**What you need to do:** Filter the entries and keep only the lines where the string "name" appears.

Items from an interface collection:
___

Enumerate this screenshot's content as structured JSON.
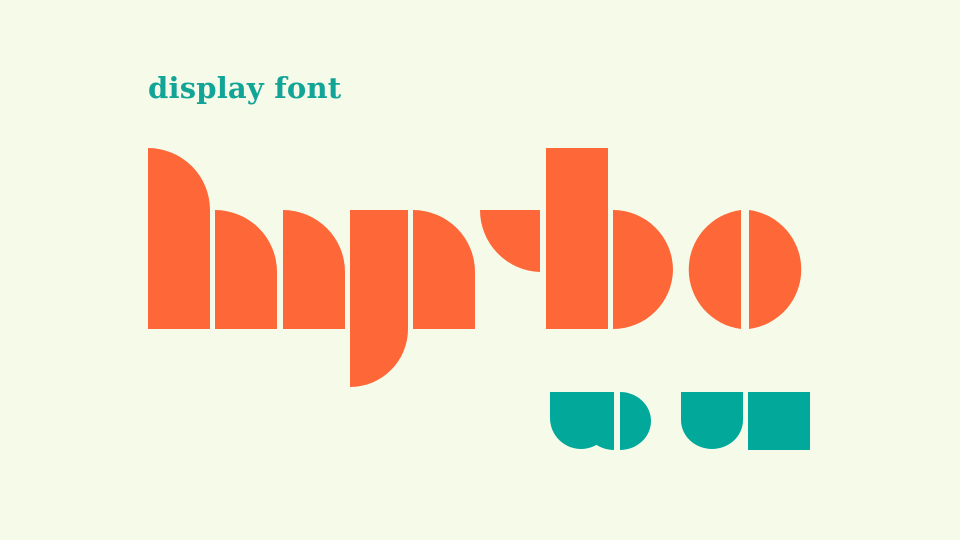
{
  "caption": {
    "text": "display font"
  },
  "logo": {
    "primary_word": "hyrbo",
    "secondary_word": "uoue",
    "style": "geometric stencil display lettering"
  },
  "colors": {
    "background": "#f6fbe9",
    "caption": "#12a597",
    "primary_letters": "#fe6737",
    "secondary_letters": "#02a99b"
  }
}
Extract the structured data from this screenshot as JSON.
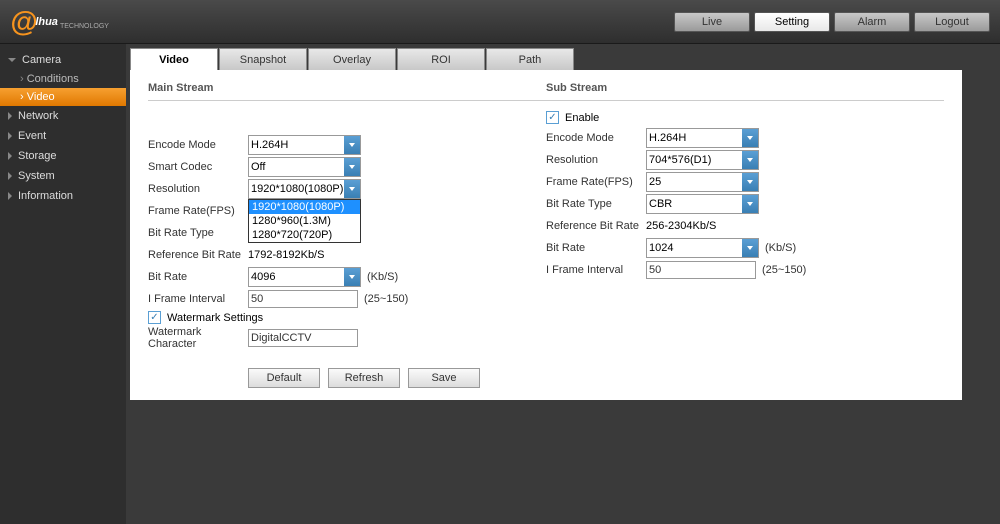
{
  "brand": {
    "name": "alhua",
    "sub": "TECHNOLOGY"
  },
  "nav": {
    "live": "Live",
    "setting": "Setting",
    "alarm": "Alarm",
    "logout": "Logout"
  },
  "sidebar": {
    "camera": "Camera",
    "conditions": "Conditions",
    "video": "Video",
    "network": "Network",
    "event": "Event",
    "storage": "Storage",
    "system": "System",
    "information": "Information"
  },
  "tabs": {
    "video": "Video",
    "snapshot": "Snapshot",
    "overlay": "Overlay",
    "roi": "ROI",
    "path": "Path"
  },
  "main_stream": {
    "title": "Main Stream",
    "encode_mode_label": "Encode Mode",
    "encode_mode": "H.264H",
    "smart_codec_label": "Smart Codec",
    "smart_codec": "Off",
    "resolution_label": "Resolution",
    "resolution": "1920*1080(1080P)",
    "resolution_options": [
      "1920*1080(1080P)",
      "1280*960(1.3M)",
      "1280*720(720P)"
    ],
    "fps_label": "Frame Rate(FPS)",
    "brtype_label": "Bit Rate Type",
    "ref_br_label": "Reference Bit Rate",
    "ref_br": "1792-8192Kb/S",
    "br_label": "Bit Rate",
    "br": "4096",
    "br_unit": "(Kb/S)",
    "iframe_label": "I Frame Interval",
    "iframe": "50",
    "iframe_hint": "(25~150)",
    "watermark_label": "Watermark Settings",
    "wm_char_label": "Watermark Character",
    "wm_char": "DigitalCCTV"
  },
  "sub_stream": {
    "title": "Sub Stream",
    "enable_label": "Enable",
    "encode_mode_label": "Encode Mode",
    "encode_mode": "H.264H",
    "resolution_label": "Resolution",
    "resolution": "704*576(D1)",
    "fps_label": "Frame Rate(FPS)",
    "fps": "25",
    "brtype_label": "Bit Rate Type",
    "brtype": "CBR",
    "ref_br_label": "Reference Bit Rate",
    "ref_br": "256-2304Kb/S",
    "br_label": "Bit Rate",
    "br": "1024",
    "br_unit": "(Kb/S)",
    "iframe_label": "I Frame Interval",
    "iframe": "50",
    "iframe_hint": "(25~150)"
  },
  "actions": {
    "default": "Default",
    "refresh": "Refresh",
    "save": "Save"
  }
}
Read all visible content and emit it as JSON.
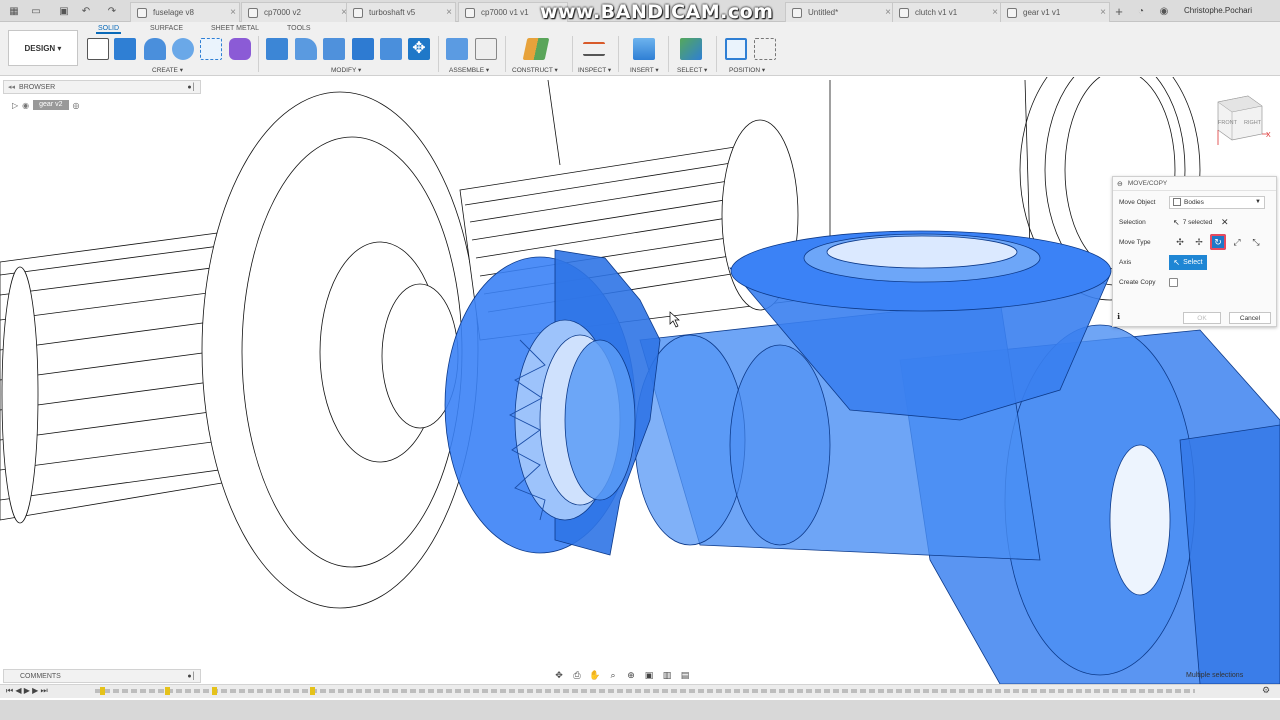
{
  "tabs": [
    {
      "label": "fuselage v8"
    },
    {
      "label": "cp7000 v2"
    },
    {
      "label": "turboshaft v5"
    },
    {
      "label": "cp7000 v1 v1"
    },
    {
      "label": "Untitled*"
    },
    {
      "label": "clutch v1 v1"
    },
    {
      "label": "gear v1 v1"
    }
  ],
  "watermark": "www.BANDICAM.com",
  "user": "Christophe.Pochari",
  "ribbon": {
    "tabs": [
      "SOLID",
      "SURFACE",
      "SHEET METAL",
      "TOOLS"
    ],
    "active_tab": "SOLID",
    "design_label": "DESIGN ▾",
    "groups": [
      "CREATE ▾",
      "MODIFY ▾",
      "ASSEMBLE ▾",
      "CONSTRUCT ▾",
      "INSPECT ▾",
      "INSERT ▾",
      "SELECT ▾",
      "POSITION ▾"
    ]
  },
  "browser": {
    "label": "BROWSER",
    "root_node": "gear v2"
  },
  "dialog": {
    "title": "MOVE/COPY",
    "move_object_label": "Move Object",
    "move_object_value": "Bodies",
    "selection_label": "Selection",
    "selection_value": "7 selected",
    "move_type_label": "Move Type",
    "axis_label": "Axis",
    "axis_button": "Select",
    "create_copy_label": "Create Copy",
    "ok_label": "OK",
    "cancel_label": "Cancel"
  },
  "comments_label": "COMMENTS",
  "status_text": "Multiple selections",
  "colors": {
    "accent": "#1f86d4",
    "selection_fill": "#3b82f6",
    "ribbon_bg": "#f0f0f0"
  }
}
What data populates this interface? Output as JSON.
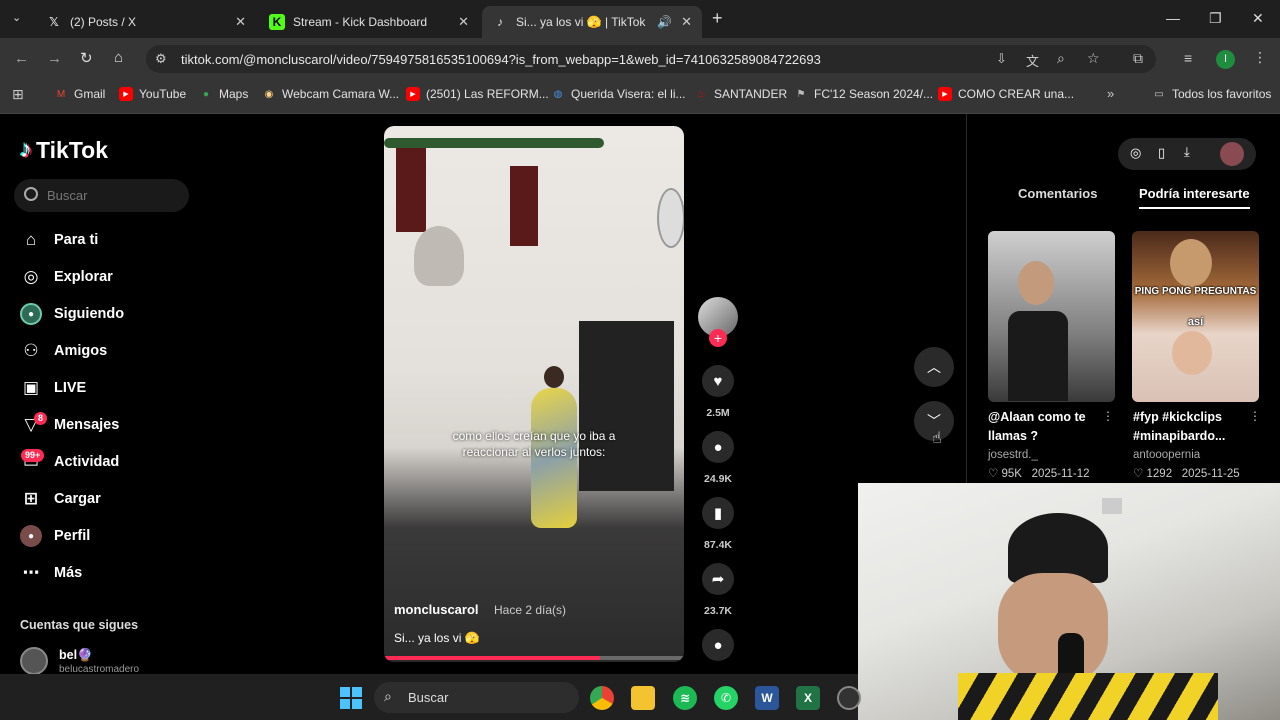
{
  "browser": {
    "tabs": [
      {
        "title": "(2) Posts / X",
        "icon": "x-logo-icon"
      },
      {
        "title": "Stream - Kick Dashboard",
        "icon": "kick-logo-icon"
      },
      {
        "title": "Si... ya los vi 🫣 | TikTok",
        "icon": "tiktok-logo-icon"
      }
    ],
    "url": "tiktok.com/@moncluscarol/video/7594975816535100694?is_from_webapp=1&web_id=7410632589084722693",
    "bookmarks": [
      "Gmail",
      "YouTube",
      "Maps",
      "Webcam Camara W...",
      "(2501) Las REFORM...",
      "Querida Visera: el li...",
      "SANTANDER",
      "FC'12 Season 2024/...",
      "COMO CREAR una..."
    ],
    "all_bookmarks": "Todos los favoritos",
    "profile_initial": "I"
  },
  "sidebar": {
    "logo": "TikTok",
    "search_placeholder": "Buscar",
    "items": [
      {
        "label": "Para ti",
        "icon": "home-icon"
      },
      {
        "label": "Explorar",
        "icon": "compass-icon"
      },
      {
        "label": "Siguiendo",
        "icon": "following-avatar-icon"
      },
      {
        "label": "Amigos",
        "icon": "friends-icon"
      },
      {
        "label": "LIVE",
        "icon": "live-icon"
      },
      {
        "label": "Mensajes",
        "icon": "messages-icon",
        "badge": "8"
      },
      {
        "label": "Actividad",
        "icon": "activity-icon",
        "badge": "99+"
      },
      {
        "label": "Cargar",
        "icon": "upload-icon"
      },
      {
        "label": "Perfil",
        "icon": "profile-icon"
      },
      {
        "label": "Más",
        "icon": "more-icon"
      }
    ],
    "following_title": "Cuentas que sigues",
    "following": [
      {
        "name": "bel🔮",
        "handle": "belucastromadero"
      }
    ]
  },
  "video": {
    "caption_overlay": "como ellos creían que yo iba a reaccionar al verlos juntos:",
    "author": "moncluscarol",
    "time": "Hace 2 día(s)",
    "description": "Si... ya los vi 🫣",
    "progress": 0.72
  },
  "actions": {
    "likes": "2.5M",
    "comments": "24.9K",
    "saves": "87.4K",
    "shares": "23.7K"
  },
  "right_panel": {
    "tabs": [
      "Comentarios",
      "Podría interesarte"
    ],
    "cards": [
      {
        "title": "@Alaan como te llamas ?",
        "author": "josestrd._",
        "views": "95K",
        "date": "2025-11-12"
      },
      {
        "title": "#fyp #kickclips #minapibardo...",
        "author": "antooopernia",
        "views": "1292",
        "date": "2025-11-25",
        "overlay_text": "PING PONG PREGUNTAS",
        "overlay_sub": "así"
      }
    ]
  },
  "taskbar": {
    "search_placeholder": "Buscar"
  },
  "colors": {
    "accent": "#fe2c55",
    "kick_green": "#53fc18"
  }
}
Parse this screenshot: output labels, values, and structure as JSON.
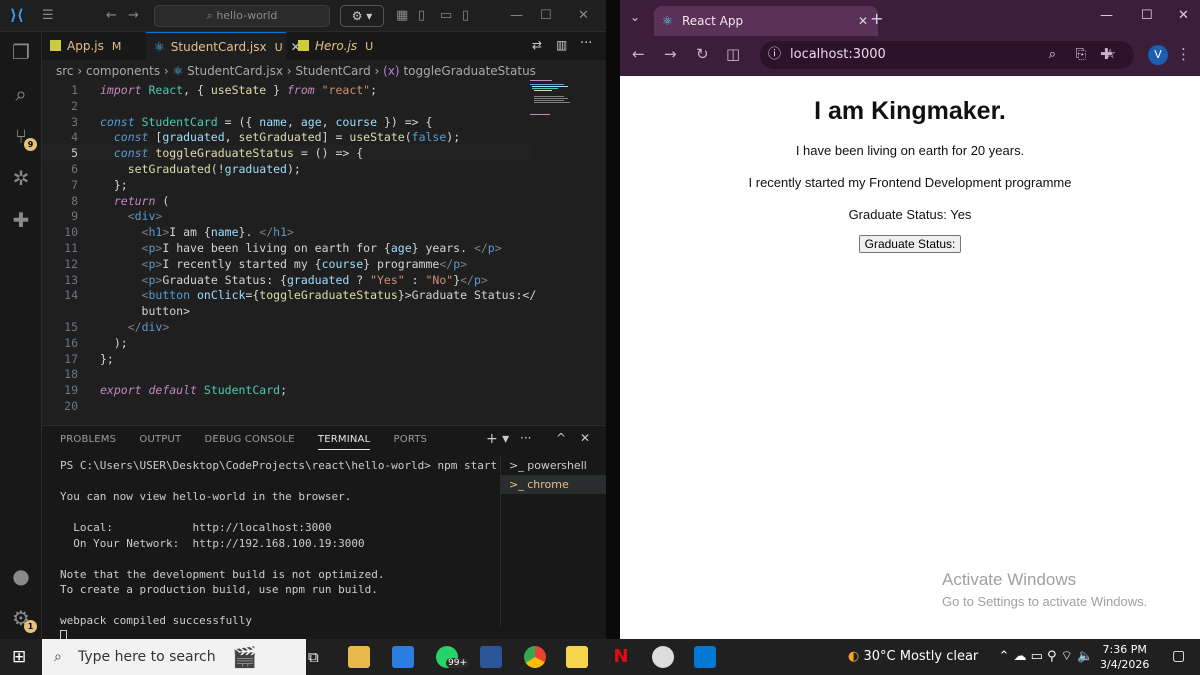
{
  "vscode": {
    "title_search": "hello-world",
    "tabs": [
      {
        "name": "App.js",
        "status": "M"
      },
      {
        "name": "StudentCard.jsx",
        "status": "U"
      },
      {
        "name": "Hero.js",
        "status": "U"
      }
    ],
    "breadcrumb": [
      "src",
      "components",
      "StudentCard.jsx",
      "StudentCard",
      "toggleGraduateStatus"
    ],
    "badges": {
      "source_control": "9",
      "manage": "1"
    },
    "code": [
      {
        "n": "1",
        "t": "import React, { useState } from \"react\";"
      },
      {
        "n": "2",
        "t": ""
      },
      {
        "n": "3",
        "t": "const StudentCard = ({ name, age, course }) => {"
      },
      {
        "n": "4",
        "t": "  const [graduated, setGraduated] = useState(false);"
      },
      {
        "n": "5",
        "t": "  const toggleGraduateStatus = () => {"
      },
      {
        "n": "6",
        "t": "    setGraduated(!graduated);"
      },
      {
        "n": "7",
        "t": "  };"
      },
      {
        "n": "8",
        "t": "  return ("
      },
      {
        "n": "9",
        "t": "    <div>"
      },
      {
        "n": "10",
        "t": "      <h1>I am {name}. </h1>"
      },
      {
        "n": "11",
        "t": "      <p>I have been living on earth for {age} years. </p>"
      },
      {
        "n": "12",
        "t": "      <p>I recently started my {course} programme</p>"
      },
      {
        "n": "13",
        "t": "      <p>Graduate Status: {graduated ? \"Yes\" : \"No\"}</p>"
      },
      {
        "n": "14",
        "t": "      <button onClick={toggleGraduateStatus}>Graduate Status:</"
      },
      {
        "n": "",
        "t": "      button>"
      },
      {
        "n": "15",
        "t": "    </div>"
      },
      {
        "n": "16",
        "t": "  );"
      },
      {
        "n": "17",
        "t": "};"
      },
      {
        "n": "18",
        "t": ""
      },
      {
        "n": "19",
        "t": "export default StudentCard;"
      },
      {
        "n": "20",
        "t": ""
      }
    ],
    "panel_tabs": [
      "PROBLEMS",
      "OUTPUT",
      "DEBUG CONSOLE",
      "TERMINAL",
      "PORTS"
    ],
    "terminal_lines": [
      "PS C:\\Users\\USER\\Desktop\\CodeProjects\\react\\hello-world> npm start",
      "",
      "You can now view hello-world in the browser.",
      "",
      "  Local:            http://localhost:3000",
      "  On Your Network:  http://192.168.100.19:3000",
      "",
      "Note that the development build is not optimized.",
      "To create a production build, use npm run build.",
      "",
      "webpack compiled successfully"
    ],
    "terminal_list": [
      "powershell",
      "chrome"
    ]
  },
  "chrome": {
    "tab_title": "React App",
    "url": "localhost:3000",
    "profile": "V",
    "page": {
      "heading": "I am Kingmaker.",
      "line1": "I have been living on earth for 20 years.",
      "line2": "I recently started my Frontend Development programme",
      "line3": "Graduate Status: Yes",
      "button": "Graduate Status:"
    },
    "watermark": {
      "title": "Activate Windows",
      "sub": "Go to Settings to activate Windows."
    }
  },
  "taskbar": {
    "search_placeholder": "Type here to search",
    "whatsapp_badge": "99+",
    "weather": "30°C  Mostly clear",
    "time": "7:36 PM",
    "date": "3/4/2026"
  }
}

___

**Answer to this problem:**
    "name": "alhua",
        "name": "bel🔮",
        "name": "App.js",
        "name": "StudentCard.jsx",
        "name": "Hero.js",
        "t": "const StudentCard = ({ name, age, course }) => {"
        "t": "      <h1>I am {name}. </h1>"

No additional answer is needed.